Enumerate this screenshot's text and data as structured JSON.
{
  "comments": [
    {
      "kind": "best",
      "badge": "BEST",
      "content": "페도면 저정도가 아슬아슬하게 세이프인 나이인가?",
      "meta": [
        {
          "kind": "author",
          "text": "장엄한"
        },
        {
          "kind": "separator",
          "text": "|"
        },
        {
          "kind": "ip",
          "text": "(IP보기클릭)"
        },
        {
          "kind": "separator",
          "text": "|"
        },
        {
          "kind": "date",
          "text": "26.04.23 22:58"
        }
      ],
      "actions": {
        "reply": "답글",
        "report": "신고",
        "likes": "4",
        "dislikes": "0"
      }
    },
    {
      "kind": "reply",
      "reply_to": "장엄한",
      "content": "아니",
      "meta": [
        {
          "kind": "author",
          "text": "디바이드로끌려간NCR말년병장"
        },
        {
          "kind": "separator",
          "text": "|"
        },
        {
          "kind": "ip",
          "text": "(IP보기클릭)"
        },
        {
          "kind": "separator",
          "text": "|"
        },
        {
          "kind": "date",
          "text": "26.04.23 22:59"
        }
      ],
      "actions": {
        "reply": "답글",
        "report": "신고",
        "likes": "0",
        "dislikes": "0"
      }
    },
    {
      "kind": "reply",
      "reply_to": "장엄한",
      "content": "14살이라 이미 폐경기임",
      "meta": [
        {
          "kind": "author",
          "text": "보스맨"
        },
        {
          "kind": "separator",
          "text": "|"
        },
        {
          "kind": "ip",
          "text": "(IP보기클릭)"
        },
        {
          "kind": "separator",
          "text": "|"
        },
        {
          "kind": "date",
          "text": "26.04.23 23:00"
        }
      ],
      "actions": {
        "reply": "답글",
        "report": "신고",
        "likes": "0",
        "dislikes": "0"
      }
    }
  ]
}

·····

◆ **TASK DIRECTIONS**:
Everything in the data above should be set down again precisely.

◆ **ANSWER TO THIS TASK**:
Enumerate this screenshot's text and data as structured JSON.
{
  "comments": [
    {
      "kind": "best",
      "badge": "BEST",
      "content": "페도면 저정도가 아슬아슬하게 세이프인 나이인가?",
      "meta": [
        {
          "kind": "author",
          "text": "장엄한"
        },
        {
          "kind": "separator",
          "text": "|"
        },
        {
          "kind": "ip",
          "text": "(IP보기클릭)"
        },
        {
          "kind": "separator",
          "text": "|"
        },
        {
          "kind": "date",
          "text": "26.04.23 22:58"
        }
      ],
      "actions": {
        "reply": "답글",
        "report": "신고",
        "likes": "4",
        "dislikes": "0"
      }
    },
    {
      "kind": "reply",
      "reply_to": "장엄한",
      "content": "아니",
      "meta": [
        {
          "kind": "author",
          "text": "디바이드로끌려간NCR말년병장"
        },
        {
          "kind": "separator",
          "text": "|"
        },
        {
          "kind": "ip",
          "text": "(IP보기클릭)"
        },
        {
          "kind": "separator",
          "text": "|"
        },
        {
          "kind": "date",
          "text": "26.04.23 22:59"
        }
      ],
      "actions": {
        "reply": "답글",
        "report": "신고",
        "likes": "0",
        "dislikes": "0"
      }
    },
    {
      "kind": "reply",
      "reply_to": "장엄한",
      "content": "14살이라 이미 폐경기임",
      "meta": [
        {
          "kind": "author",
          "text": "보스맨"
        },
        {
          "kind": "separator",
          "text": "|"
        },
        {
          "kind": "ip",
          "text": "(IP보기클릭)"
        },
        {
          "kind": "separator",
          "text": "|"
        },
        {
          "kind": "date",
          "text": "26.04.23 23:00"
        }
      ],
      "actions": {
        "reply": "답글",
        "report": "신고",
        "likes": "0",
        "dislikes": "0"
      }
    }
  ]
}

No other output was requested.